So so on on my guess, and aircraft guy, I do love aeroplanes and how they work and why they work and, and just the look of them as well. And I guess there’s a few a few aircraft that sort of stand out number ones got to be the Yeah, the SR 71 Blackbird? Yeah, the big the big, angry looking black one real sharp, pointy nose, sharp edges. Sort of stealthy, was pretty revolutionary. Considering was designed in like the 60s or 70s.
This amazing still find crazy that the the they were flying around in the 60s, they seem to be the heyday back then for aviation, some of the things that were built, although that being said, maybe there’s other things to the flying in the skies that we don’t know about yet. But yeah, well, when they were flying, no one you? Yes, so. Yeah, yeah, they are still just an amazing piece of engineering to look at. I could just gorgeous point. Yeah. Yeah, I agree. Yeah. Just to finish this off. Do you have an engineer that you admire?
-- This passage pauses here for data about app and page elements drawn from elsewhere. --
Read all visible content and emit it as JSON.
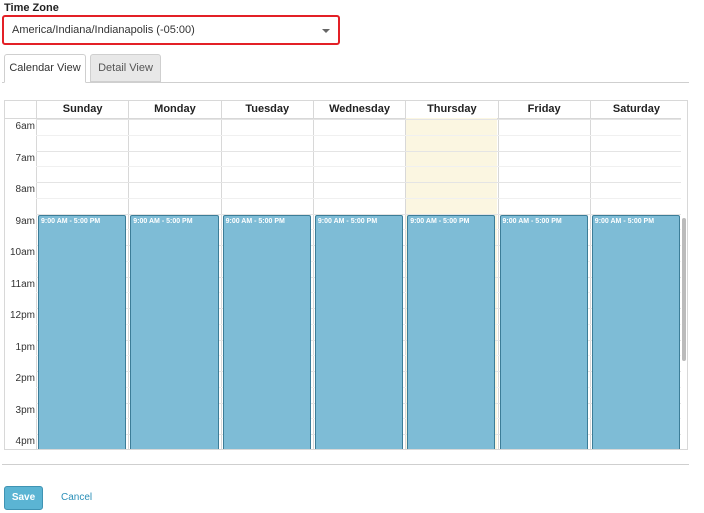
{
  "timezone": {
    "label": "Time Zone",
    "value": "America/Indiana/Indianapolis (-05:00)"
  },
  "tabs": [
    {
      "label": "Calendar View",
      "active": true
    },
    {
      "label": "Detail View",
      "active": false
    }
  ],
  "calendar": {
    "days": [
      "Sunday",
      "Monday",
      "Tuesday",
      "Wednesday",
      "Thursday",
      "Friday",
      "Saturday"
    ],
    "today_index": 4,
    "hours": [
      "6am",
      "7am",
      "8am",
      "9am",
      "10am",
      "11am",
      "12pm",
      "1pm",
      "2pm",
      "3pm",
      "4pm"
    ],
    "event_label": "9:00 AM - 5:00 PM",
    "event_start_hour": 9,
    "event_color": "#7ebcd6",
    "today_color": "#fbf6e1"
  },
  "actions": {
    "save_label": "Save",
    "cancel_label": "Cancel"
  }
}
I think I’m pretty sure he’s come up before but I’m a little bit of an Elon Musk fanboy? Yes. So I not so much. Like I wouldn’t like to work for the guy. But I think his vision, like he’s, he is all about the future. And he is all about what’s next. And what is humanity going to look like in 20 3050 years. And he seems to be one of the few people that are really working towards that at personal expense to a point. So he’s, he’s not purely about the profit with that kind of thing. He’s about advancing humanity. I’ve got a lot of respect for that.
Mel De Gioia 25:00
He’s definitely he’s hearts in the right place. I think. In the end, he is what you say. It’s like he’s always trying to advance society and throw out ideas out there and go, let’s try it this way. Or,
I know, people put new terms on everything and say, so people are disruptors. But I kind of look at it more that it’s it’s always good to have someone from outside your industry step in and go and say, why aren’t you doing things like that? Because it when you’re in your own industry, you’ve been doing the same thing over and over and over again, that you so used to that, and that way works? And that’s what you do? It’s not until you have someone who sort of steps in and goes, why aren’t you doing that? It’s so obvious, but can’t you guys see that you meant to be doing that? Yeah. And you said watershed moment, you know,
Mel De Gioia 25:51
I think in a way, that’s what he’s doing in that is throwing out these ideas that someone will like, That’s not right. But I see what we can do that, like that’s interesting. And for that, yeah, it’s it’s quite good. Oh, yeah.
Mel De Gioia 26:08
Thank you so much for being on the show tonight.
Thank you. Thanks for joining us.
No, I was really glad to come on. Thank you. Thank you for for having me on.
Mel De Gioia 26:16
It’s been great. Thanks for that.
Mel De Gioia 26:19
And thank you for listening to season two, Episode Four of Engineering Heroes. What do you think? Do you agree that the world would be a better place if more engineers were at the table in a leadership capacity? What would society look like then?
Mel De Gioia 26:35
Next week, we speak to an engineer from the UK who chats to us about engineering energy ecosystems, she reminded Dom and I lot about Francis Norman from NERA, the National Energy Resources Australia. He is Episode 35 in season one and you can find his details at our website www.engineeringheroes.com.us/35. If you want to keep up to date with our latest information and find out more about today’s show, your best port of call will always be our website. That address again is www.engineeringheroes.com.us. Now if you enjoyed today’s show, go until someone It’s that easy to show your support for engineers everywhere. We look forward to you joining us next week when we bring you another interview with one of our engineering champions.